* Exercise
Each entry should be quoted word for word, including every mark of punctuation.

* Exercise inputs
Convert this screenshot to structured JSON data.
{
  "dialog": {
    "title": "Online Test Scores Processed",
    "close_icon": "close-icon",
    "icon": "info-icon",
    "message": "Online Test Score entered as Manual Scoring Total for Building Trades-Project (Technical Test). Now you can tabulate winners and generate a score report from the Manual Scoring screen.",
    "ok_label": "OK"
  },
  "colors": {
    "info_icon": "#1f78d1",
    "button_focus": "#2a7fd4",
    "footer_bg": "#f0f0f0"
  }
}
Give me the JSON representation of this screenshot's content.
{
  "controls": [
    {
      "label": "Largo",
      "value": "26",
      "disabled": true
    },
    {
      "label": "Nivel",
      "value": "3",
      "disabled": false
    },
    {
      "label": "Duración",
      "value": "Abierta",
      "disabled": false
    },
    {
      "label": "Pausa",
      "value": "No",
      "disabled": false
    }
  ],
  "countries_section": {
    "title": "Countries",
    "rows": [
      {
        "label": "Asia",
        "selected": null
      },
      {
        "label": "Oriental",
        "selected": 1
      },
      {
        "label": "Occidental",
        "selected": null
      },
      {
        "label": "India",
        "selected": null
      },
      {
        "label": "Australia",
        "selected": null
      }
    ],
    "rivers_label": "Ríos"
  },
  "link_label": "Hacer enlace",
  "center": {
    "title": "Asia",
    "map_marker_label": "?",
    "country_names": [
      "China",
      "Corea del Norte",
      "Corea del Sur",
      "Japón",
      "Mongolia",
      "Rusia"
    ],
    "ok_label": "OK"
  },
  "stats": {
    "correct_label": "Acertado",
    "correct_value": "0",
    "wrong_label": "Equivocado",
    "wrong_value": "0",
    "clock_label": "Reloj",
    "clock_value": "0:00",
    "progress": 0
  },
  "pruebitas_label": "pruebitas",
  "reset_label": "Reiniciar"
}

* Solution to this exercise
Convert this screenshot to structured JSON data.
{
  "dialog": {
    "title": "Online Test Scores Processed",
    "close_icon": "close-icon",
    "icon": "info-icon",
    "message": "Online Test Score entered as Manual Scoring Total for Building Trades-Project (Technical Test). Now you can tabulate winners and generate a score report from the Manual Scoring screen.",
    "ok_label": "OK"
  },
  "colors": {
    "info_icon": "#1f78d1",
    "button_focus": "#2a7fd4",
    "footer_bg": "#f0f0f0"
  }
}
Give me the JSON representation of this screenshot's content.
{
  "controls": [
    {
      "label": "Largo",
      "value": "26",
      "disabled": true
    },
    {
      "label": "Nivel",
      "value": "3",
      "disabled": false
    },
    {
      "label": "Duración",
      "value": "Abierta",
      "disabled": false
    },
    {
      "label": "Pausa",
      "value": "No",
      "disabled": false
    }
  ],
  "countries_section": {
    "title": "Countries",
    "rows": [
      {
        "label": "Asia",
        "selected": null
      },
      {
        "label": "Oriental",
        "selected": 1
      },
      {
        "label": "Occidental",
        "selected": null
      },
      {
        "label": "India",
        "selected": null
      },
      {
        "label": "Australia",
        "selected": null
      }
    ],
    "rivers_label": "Ríos"
  },
  "link_label": "Hacer enlace",
  "center": {
    "title": "Asia",
    "map_marker_label": "?",
    "country_names": [
      "China",
      "Corea del Norte",
      "Corea del Sur",
      "Japón",
      "Mongolia",
      "Rusia"
    ],
    "ok_label": "OK"
  },
  "stats": {
    "correct_label": "Acertado",
    "correct_value": "0",
    "wrong_label": "Equivocado",
    "wrong_value": "0",
    "clock_label": "Reloj",
    "clock_value": "0:00",
    "progress": 0
  },
  "pruebitas_label": "pruebitas",
  "reset_label": "Reiniciar"
}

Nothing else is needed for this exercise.